** Opening Provided data block **
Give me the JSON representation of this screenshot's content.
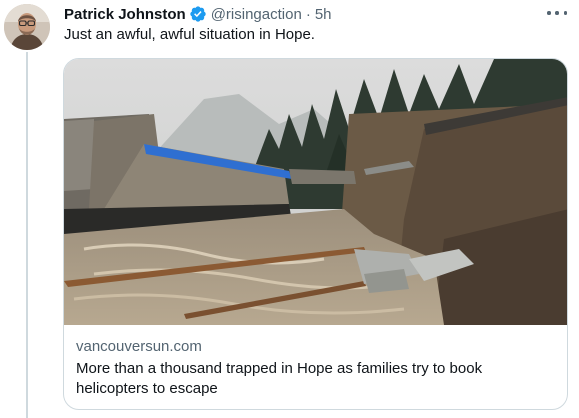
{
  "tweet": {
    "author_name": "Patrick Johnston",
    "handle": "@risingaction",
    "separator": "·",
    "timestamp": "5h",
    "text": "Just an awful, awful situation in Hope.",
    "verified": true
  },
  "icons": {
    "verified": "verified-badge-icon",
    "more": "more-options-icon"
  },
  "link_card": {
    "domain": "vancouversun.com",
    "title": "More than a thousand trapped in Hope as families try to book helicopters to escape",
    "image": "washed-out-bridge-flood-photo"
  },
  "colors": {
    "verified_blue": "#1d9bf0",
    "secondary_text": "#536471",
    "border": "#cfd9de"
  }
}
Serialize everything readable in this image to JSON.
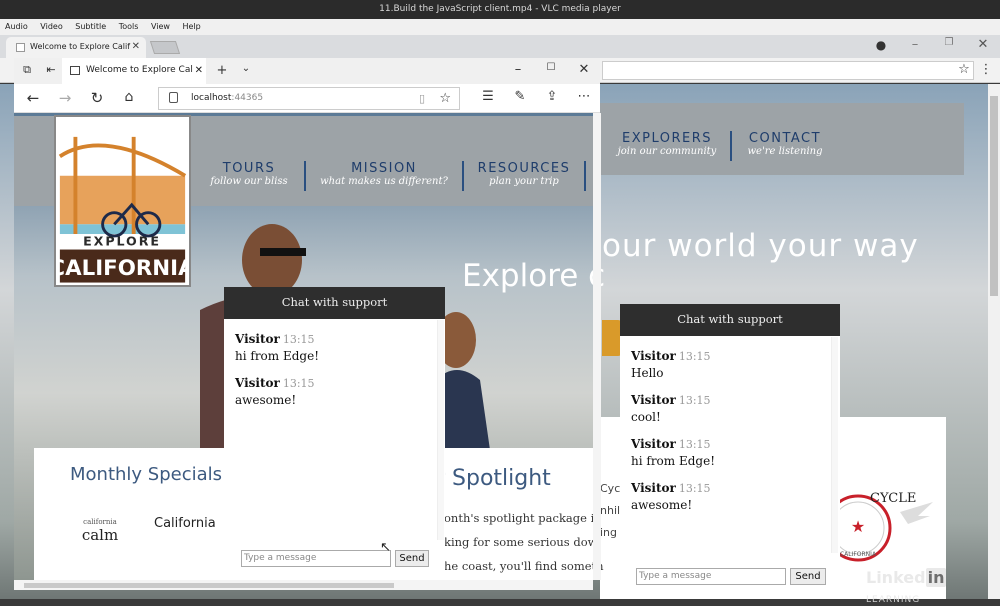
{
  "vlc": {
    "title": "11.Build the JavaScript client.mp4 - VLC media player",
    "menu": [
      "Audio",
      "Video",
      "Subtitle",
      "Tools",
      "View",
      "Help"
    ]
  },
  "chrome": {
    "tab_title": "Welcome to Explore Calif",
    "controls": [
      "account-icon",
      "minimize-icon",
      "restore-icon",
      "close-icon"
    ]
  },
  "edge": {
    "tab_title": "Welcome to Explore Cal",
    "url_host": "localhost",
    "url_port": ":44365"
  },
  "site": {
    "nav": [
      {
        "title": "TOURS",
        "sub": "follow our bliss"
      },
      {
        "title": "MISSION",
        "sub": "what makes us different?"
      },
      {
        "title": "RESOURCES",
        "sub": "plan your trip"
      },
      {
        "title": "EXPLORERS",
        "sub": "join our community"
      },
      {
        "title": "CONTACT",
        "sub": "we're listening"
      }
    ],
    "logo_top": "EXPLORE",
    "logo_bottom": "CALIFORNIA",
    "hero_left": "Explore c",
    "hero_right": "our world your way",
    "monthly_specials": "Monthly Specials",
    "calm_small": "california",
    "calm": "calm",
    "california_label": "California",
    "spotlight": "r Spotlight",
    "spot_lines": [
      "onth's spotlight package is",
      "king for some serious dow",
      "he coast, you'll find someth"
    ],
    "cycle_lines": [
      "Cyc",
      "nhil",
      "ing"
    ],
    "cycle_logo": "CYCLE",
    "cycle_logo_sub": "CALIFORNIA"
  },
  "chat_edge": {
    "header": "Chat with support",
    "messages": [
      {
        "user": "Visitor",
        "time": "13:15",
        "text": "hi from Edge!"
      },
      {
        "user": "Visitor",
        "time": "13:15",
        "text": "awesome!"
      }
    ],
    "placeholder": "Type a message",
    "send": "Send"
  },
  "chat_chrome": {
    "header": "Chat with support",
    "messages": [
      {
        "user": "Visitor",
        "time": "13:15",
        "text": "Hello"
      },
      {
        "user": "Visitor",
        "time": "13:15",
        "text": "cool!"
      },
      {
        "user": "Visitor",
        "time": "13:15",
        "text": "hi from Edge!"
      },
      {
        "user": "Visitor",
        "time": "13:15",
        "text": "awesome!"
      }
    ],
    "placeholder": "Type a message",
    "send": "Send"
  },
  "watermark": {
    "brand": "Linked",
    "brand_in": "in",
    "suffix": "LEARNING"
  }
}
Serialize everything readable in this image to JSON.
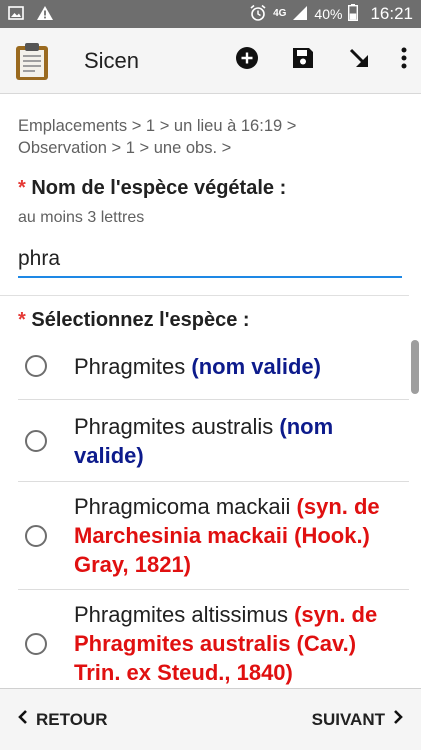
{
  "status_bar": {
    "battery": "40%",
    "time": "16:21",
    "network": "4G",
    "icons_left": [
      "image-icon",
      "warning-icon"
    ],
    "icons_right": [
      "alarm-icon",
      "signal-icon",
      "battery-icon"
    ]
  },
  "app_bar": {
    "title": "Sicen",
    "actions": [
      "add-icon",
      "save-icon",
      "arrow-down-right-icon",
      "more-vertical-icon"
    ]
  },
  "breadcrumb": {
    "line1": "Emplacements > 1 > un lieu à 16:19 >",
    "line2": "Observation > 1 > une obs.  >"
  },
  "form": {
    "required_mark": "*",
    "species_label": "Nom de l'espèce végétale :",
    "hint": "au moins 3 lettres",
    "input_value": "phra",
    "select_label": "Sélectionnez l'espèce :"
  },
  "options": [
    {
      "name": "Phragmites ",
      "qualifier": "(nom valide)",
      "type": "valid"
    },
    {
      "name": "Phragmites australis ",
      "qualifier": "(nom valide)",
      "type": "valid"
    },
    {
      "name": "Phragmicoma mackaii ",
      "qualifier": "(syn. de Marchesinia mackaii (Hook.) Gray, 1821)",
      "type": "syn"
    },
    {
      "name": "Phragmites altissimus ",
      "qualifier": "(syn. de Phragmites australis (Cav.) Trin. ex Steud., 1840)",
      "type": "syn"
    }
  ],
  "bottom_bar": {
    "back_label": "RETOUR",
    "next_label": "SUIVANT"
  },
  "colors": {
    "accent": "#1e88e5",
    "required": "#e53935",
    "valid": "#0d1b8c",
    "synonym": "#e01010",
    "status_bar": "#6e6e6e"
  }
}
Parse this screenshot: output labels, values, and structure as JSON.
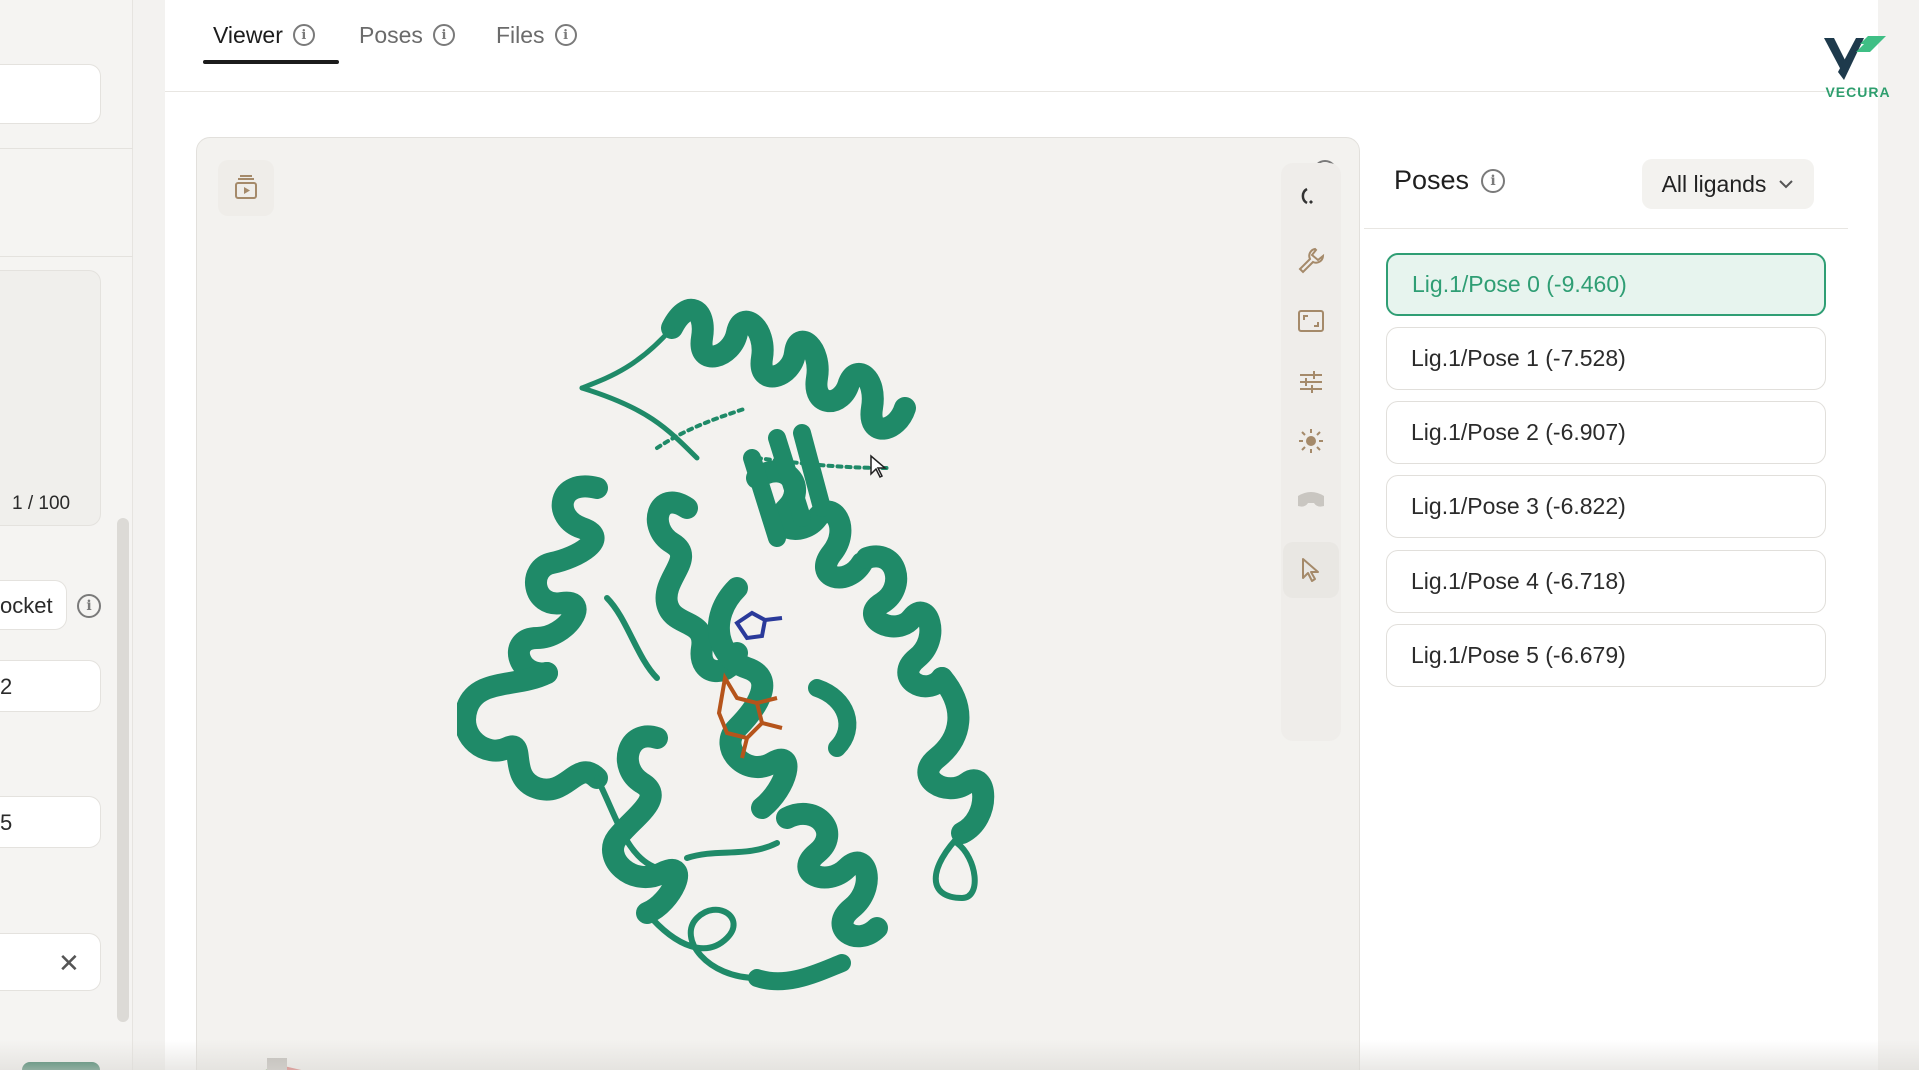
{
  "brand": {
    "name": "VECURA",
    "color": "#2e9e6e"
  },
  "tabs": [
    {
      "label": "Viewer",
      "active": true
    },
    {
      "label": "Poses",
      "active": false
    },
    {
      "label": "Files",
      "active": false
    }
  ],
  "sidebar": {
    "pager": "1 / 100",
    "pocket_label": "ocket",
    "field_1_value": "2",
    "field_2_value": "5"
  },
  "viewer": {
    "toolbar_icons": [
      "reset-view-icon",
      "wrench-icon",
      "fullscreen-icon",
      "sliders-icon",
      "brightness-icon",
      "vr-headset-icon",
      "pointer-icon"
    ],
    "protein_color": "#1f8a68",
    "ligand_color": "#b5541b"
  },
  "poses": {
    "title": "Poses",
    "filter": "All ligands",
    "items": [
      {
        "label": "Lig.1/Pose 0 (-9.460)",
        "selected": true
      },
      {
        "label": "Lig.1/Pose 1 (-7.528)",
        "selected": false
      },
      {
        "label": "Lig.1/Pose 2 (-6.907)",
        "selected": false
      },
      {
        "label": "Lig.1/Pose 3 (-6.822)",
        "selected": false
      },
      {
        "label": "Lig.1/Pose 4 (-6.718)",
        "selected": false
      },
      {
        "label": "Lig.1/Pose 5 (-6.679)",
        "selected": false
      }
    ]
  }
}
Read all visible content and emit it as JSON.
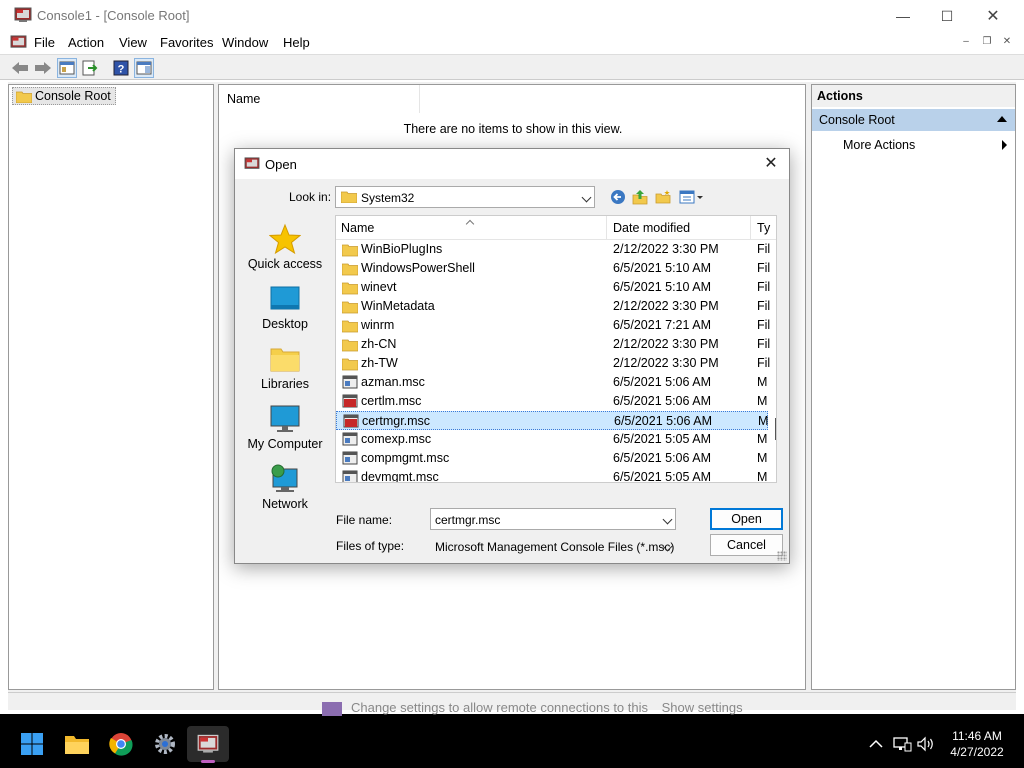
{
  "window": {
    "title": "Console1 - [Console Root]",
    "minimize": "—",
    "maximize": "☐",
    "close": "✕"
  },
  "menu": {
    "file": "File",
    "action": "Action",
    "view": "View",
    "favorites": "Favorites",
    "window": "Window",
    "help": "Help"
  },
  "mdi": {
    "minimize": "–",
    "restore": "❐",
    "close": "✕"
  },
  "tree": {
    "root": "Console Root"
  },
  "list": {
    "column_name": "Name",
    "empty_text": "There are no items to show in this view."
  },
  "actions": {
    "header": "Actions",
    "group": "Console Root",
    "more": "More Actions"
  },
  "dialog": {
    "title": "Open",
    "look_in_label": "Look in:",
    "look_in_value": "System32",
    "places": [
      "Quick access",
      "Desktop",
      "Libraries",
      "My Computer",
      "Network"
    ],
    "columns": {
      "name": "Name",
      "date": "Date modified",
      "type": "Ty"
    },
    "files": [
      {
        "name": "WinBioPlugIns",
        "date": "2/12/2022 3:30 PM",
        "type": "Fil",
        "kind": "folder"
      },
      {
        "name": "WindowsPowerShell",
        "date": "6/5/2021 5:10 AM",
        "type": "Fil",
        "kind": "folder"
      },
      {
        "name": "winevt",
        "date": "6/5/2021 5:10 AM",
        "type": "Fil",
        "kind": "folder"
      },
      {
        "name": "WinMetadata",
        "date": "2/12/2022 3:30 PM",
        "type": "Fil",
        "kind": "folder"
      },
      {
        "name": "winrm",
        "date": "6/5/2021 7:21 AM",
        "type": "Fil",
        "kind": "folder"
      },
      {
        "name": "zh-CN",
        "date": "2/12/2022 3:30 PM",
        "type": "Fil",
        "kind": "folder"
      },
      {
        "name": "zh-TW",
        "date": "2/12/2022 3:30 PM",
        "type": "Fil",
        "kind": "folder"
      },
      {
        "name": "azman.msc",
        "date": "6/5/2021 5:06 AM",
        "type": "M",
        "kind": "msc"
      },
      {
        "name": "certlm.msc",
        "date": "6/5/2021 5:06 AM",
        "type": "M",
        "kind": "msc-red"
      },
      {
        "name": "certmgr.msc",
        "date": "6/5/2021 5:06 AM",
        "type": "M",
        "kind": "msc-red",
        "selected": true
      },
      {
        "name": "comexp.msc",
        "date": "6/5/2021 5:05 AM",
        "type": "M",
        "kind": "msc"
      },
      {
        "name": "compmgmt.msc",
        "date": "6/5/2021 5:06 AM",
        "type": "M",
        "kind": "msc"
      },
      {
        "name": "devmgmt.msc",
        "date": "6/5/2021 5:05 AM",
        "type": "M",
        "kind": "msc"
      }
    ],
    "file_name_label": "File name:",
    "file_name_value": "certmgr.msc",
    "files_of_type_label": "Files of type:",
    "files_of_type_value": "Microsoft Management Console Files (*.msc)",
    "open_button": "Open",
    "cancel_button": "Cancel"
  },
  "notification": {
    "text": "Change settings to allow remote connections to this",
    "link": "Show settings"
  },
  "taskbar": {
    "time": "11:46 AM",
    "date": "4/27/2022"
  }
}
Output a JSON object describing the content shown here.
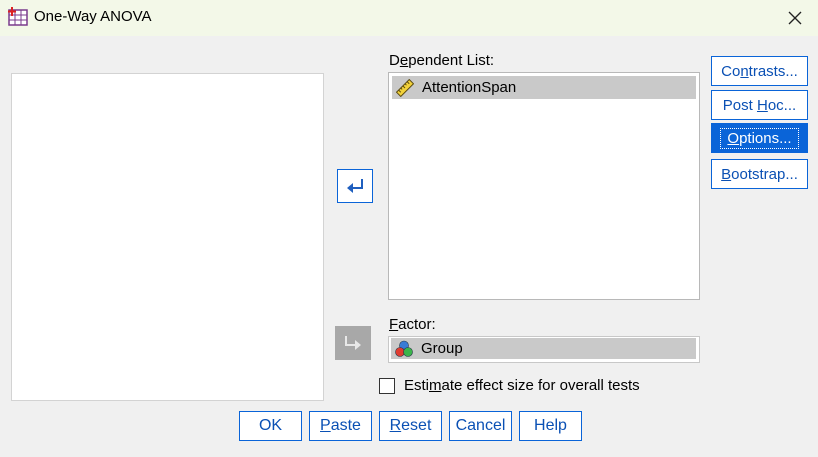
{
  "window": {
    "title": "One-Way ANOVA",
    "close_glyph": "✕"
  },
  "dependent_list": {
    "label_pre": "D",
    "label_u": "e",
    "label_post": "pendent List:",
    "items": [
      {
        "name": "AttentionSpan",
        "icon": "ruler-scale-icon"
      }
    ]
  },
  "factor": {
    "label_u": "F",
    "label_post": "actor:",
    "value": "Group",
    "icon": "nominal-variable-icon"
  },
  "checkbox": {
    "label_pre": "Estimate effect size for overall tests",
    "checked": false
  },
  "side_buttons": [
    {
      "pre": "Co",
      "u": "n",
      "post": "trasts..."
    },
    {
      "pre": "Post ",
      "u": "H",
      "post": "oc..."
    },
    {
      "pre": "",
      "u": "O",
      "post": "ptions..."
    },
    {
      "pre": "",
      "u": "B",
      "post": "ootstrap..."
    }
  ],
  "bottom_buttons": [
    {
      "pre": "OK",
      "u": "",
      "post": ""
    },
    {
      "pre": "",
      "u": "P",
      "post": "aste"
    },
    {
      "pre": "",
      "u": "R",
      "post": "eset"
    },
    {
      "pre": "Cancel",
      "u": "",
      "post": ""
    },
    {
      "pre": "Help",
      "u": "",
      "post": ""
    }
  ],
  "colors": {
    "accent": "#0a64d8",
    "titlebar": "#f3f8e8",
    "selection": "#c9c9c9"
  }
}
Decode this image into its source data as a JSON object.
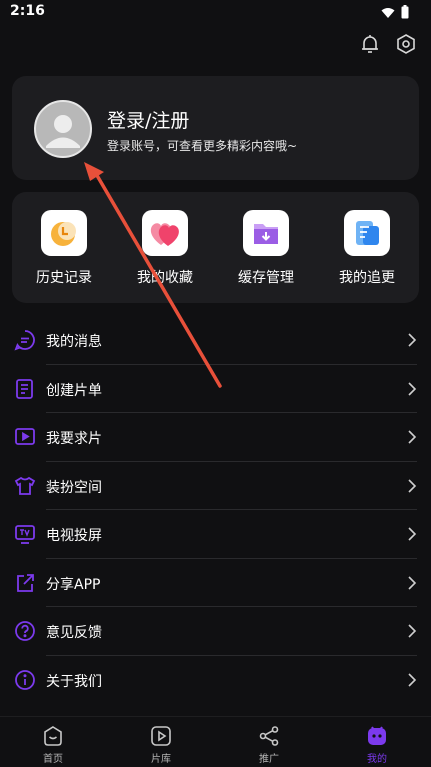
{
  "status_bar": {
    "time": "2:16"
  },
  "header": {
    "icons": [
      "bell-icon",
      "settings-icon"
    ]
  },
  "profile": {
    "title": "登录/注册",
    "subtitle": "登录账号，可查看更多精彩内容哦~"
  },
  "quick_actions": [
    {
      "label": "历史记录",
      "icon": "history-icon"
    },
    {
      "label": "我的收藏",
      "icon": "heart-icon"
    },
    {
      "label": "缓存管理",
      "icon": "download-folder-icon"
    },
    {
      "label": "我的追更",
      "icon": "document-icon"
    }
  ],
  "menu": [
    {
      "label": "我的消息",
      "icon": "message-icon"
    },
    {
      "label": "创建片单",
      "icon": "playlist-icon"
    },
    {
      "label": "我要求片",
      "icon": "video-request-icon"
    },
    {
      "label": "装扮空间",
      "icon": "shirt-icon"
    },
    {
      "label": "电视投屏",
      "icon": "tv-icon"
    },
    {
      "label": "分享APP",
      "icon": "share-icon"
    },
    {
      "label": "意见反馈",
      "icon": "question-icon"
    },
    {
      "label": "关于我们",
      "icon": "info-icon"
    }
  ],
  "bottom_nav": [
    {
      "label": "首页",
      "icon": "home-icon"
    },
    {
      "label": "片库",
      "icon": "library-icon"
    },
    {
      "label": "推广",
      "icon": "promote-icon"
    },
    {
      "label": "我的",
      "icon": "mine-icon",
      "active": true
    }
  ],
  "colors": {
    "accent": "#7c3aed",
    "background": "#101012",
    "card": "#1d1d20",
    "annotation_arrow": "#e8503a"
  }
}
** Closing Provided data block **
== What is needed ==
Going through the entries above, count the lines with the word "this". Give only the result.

== Solution ==
7